People who have asthma are more likely to have mites, too.
Mites are a common cause of asthma, and you can have them even if you don’t. Mites may be present in the mucus from your lungs when you breathe. They also live on the skin and in other places, like hair follicles.
If mites are causing problems with your breathing, they could make it harder for you to breathe normally. They might even cause asthma attacks or symptoms like wheezing or coughing. In other cases, people with asthma may experience severe reactions when they come into contact with certain mites (such as cat-litter mites). This can be life-threatening if not treated quickly enough. Seek advice from medical professionals specializing in allergies and medicine production/administration treatments such as steroids/corticosteroids (used primarily for treatment purposes).
Mites have a unique relationship with humans.

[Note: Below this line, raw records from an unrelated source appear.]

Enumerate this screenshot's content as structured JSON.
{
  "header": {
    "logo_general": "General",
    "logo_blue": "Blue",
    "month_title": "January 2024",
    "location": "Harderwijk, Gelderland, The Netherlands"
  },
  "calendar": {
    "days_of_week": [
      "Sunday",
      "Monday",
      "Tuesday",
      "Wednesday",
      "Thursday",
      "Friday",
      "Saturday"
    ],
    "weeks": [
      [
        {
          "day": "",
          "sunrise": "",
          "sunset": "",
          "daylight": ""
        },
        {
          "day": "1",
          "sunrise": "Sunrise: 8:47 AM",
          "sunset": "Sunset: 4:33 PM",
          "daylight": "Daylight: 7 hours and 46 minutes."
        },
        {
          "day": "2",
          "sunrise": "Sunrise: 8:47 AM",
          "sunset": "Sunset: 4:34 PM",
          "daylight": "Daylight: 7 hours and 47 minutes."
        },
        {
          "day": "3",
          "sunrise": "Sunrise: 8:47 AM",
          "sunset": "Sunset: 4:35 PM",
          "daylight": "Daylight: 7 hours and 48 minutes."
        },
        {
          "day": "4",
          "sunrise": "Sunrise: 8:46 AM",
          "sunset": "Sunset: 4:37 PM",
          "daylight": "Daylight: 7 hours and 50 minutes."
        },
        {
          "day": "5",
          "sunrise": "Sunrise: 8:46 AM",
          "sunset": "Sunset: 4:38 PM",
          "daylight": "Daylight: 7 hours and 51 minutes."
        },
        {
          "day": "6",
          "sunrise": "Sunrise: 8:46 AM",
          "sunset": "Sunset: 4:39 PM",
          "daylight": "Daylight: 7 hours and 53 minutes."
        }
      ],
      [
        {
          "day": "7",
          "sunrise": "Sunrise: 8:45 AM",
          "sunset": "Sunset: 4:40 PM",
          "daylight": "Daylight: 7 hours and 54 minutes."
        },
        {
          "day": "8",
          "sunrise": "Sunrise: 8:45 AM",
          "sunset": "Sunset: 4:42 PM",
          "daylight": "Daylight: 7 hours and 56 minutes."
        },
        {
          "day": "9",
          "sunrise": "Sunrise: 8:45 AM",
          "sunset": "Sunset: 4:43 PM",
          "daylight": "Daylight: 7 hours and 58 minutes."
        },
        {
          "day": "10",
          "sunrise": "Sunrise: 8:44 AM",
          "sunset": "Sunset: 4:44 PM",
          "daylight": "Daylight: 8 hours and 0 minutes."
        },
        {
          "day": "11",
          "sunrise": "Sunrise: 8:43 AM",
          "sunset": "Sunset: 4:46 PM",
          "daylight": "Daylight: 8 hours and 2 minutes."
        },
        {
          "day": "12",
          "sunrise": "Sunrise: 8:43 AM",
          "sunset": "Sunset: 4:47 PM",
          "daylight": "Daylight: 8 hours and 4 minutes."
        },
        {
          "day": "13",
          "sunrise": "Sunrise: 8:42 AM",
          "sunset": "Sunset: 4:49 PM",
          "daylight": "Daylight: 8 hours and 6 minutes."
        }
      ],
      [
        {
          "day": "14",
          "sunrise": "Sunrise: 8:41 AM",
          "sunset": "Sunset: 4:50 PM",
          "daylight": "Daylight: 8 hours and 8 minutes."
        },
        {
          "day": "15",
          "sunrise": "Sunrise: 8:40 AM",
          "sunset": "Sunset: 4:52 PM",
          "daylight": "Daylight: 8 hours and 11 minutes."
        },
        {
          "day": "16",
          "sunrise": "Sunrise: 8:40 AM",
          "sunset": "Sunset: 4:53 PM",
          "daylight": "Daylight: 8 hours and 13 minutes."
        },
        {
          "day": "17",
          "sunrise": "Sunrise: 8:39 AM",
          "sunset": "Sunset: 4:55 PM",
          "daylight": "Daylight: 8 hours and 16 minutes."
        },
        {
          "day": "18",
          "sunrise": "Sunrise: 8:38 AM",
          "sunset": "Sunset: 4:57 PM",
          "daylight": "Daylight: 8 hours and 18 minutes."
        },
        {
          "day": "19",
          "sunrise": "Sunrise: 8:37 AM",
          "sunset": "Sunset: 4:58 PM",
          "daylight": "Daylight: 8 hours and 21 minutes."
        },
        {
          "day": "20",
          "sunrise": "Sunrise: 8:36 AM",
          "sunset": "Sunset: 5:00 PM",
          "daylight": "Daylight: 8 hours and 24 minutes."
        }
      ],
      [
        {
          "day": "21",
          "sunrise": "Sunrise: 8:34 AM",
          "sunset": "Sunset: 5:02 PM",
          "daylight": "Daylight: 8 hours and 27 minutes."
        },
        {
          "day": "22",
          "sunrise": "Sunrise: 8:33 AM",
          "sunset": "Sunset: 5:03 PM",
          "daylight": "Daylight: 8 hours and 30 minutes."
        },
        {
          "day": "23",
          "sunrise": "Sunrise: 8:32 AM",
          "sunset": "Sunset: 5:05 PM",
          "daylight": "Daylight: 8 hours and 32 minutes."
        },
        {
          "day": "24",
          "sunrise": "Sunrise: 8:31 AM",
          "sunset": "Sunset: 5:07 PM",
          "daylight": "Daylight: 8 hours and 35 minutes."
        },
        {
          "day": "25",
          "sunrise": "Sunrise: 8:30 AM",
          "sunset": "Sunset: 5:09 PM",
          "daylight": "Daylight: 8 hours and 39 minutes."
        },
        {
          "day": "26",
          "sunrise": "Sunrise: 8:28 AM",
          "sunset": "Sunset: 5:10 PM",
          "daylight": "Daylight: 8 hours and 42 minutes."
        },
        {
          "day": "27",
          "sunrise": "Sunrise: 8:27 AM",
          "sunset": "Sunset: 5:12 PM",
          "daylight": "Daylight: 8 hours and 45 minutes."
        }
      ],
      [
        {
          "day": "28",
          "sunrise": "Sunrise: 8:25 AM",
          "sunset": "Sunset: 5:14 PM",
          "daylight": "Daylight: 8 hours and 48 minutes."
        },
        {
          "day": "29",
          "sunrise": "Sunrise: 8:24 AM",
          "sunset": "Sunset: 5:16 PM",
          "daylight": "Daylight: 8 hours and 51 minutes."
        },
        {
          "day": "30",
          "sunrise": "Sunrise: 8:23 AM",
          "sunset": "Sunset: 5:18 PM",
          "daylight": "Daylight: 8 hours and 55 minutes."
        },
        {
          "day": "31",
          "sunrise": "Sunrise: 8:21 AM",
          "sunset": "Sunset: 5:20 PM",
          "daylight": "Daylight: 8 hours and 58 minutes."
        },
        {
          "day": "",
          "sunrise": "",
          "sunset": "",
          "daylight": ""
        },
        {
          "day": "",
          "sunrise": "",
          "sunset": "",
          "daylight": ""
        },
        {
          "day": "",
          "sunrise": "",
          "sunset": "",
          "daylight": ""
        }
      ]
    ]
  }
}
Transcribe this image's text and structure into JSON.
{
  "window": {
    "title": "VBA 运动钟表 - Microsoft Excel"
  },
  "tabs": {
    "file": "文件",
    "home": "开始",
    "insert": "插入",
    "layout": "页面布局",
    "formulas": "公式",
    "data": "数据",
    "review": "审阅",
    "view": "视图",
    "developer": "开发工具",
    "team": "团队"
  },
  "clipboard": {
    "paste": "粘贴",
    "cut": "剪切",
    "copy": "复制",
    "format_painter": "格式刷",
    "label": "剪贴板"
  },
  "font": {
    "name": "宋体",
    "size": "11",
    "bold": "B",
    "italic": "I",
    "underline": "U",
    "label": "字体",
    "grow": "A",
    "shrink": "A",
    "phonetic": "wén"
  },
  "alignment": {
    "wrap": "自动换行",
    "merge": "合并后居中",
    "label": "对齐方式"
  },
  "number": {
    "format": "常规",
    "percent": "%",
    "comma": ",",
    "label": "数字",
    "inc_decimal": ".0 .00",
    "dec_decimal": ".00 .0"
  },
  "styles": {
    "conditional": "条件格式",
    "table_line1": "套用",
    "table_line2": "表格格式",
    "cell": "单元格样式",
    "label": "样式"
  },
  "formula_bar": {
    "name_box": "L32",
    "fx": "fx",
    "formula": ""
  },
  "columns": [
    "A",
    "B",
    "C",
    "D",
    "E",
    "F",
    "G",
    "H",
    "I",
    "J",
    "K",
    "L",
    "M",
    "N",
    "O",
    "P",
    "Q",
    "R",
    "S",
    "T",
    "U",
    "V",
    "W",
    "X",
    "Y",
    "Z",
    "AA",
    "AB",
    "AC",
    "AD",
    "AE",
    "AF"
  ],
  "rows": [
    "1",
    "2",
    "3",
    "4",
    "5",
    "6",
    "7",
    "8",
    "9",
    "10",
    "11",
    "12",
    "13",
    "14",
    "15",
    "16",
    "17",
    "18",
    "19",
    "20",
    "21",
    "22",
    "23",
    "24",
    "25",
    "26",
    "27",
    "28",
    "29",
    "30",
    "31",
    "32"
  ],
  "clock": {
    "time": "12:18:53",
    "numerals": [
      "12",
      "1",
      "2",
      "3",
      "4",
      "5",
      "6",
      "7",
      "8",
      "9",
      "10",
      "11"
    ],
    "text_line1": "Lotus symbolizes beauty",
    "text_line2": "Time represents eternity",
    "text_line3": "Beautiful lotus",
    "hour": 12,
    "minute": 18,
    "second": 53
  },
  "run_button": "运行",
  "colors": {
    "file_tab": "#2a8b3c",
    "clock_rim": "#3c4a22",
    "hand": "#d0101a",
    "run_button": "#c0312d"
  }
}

Mites are parasites, meaning they attach themselves to humans and feed off them. They can cause skin irritation, allergic reactions, and asthma in people with these conditions. Mites also affect the nervous system in human hosts, causing itching and other adverse health effects.
A mite infestation can be a dangerous reality for homeowners.
If you have a mite infestation, you must take precautions to avoid the problem. Mites are tiny and hard to see with the naked eye. They may go unnoticed until they start causing skin irritation or respiratory problems. If this happens, there may not be anything wrong at first. You might think your allergies are acting up again! But if left untreated for long enough (months or years), mites can cause serious health issues. This includes allergic reactions such as hives or rashes, skin irritation, asthma exacerbation, etc. Worst case, it may cause swelling around the eyes (known as “pinkeye”) due to inflammation caused by an allergy reaction. These are just some examples of what could happen if you don’t immediately remove them!
Eliminate an issue, Eliminate pests!
If you have a mite problem in your home, it is essential to start by eliminating the cause. This could be due to an infestation of mites or just an issue with humidity levels in your home. While you cannot eliminate mites alone, you can prevent them from infesting your home by following a few simple steps. First, ensure that all pets get vaccinated against mites and fleas. Second, vacuum regularly to remove dead skin or feces left behind from pet hair. Thirdly (and most importantly), wash all bedding in hot water at least once every two weeks. In this manner, there is no chance for nesting places for the mite larvae. You can look for professionals that can do mite treatment like mite treatment in Mantoloking, NJ.